» Required action
Among the lines below, copy each one in which "title" appears.

» Given entries
--- START ---

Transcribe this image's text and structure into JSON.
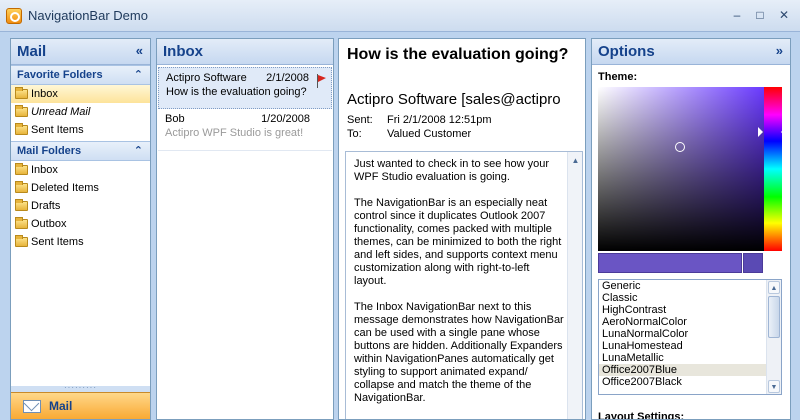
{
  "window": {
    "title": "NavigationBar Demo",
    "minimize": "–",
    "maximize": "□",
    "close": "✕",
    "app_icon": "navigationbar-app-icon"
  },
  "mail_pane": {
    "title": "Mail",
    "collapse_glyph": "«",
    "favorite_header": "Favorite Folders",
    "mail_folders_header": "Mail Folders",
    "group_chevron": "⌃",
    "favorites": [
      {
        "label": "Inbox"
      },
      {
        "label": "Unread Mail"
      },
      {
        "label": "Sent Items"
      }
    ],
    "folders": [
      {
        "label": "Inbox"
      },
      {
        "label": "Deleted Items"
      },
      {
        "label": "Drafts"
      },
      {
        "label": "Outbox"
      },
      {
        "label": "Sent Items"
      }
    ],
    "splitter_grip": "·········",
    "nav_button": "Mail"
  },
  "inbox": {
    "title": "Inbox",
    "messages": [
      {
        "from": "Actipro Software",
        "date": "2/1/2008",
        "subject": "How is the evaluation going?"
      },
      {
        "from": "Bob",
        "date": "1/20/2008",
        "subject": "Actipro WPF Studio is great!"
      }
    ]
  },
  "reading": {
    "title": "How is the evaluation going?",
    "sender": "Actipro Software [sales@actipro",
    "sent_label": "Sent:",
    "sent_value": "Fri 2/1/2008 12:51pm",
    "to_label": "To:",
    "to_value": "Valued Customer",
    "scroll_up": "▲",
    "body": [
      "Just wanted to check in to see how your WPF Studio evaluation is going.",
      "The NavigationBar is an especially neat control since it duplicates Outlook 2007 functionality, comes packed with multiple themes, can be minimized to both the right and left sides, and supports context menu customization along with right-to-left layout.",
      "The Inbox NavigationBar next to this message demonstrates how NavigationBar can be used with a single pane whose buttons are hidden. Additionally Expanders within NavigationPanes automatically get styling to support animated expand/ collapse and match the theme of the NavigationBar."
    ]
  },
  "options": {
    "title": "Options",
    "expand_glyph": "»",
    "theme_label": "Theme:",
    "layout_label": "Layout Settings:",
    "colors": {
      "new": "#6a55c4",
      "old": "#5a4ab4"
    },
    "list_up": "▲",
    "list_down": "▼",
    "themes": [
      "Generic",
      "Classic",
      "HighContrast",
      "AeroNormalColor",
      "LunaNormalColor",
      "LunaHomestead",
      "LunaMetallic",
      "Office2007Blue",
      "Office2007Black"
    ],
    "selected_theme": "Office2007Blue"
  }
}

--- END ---

» Exercise solution
    "title": "NavigationBar Demo",
    "title": "Mail",
    "title": "Inbox",
    "title": "How is the evaluation going?",
    "title": "Options",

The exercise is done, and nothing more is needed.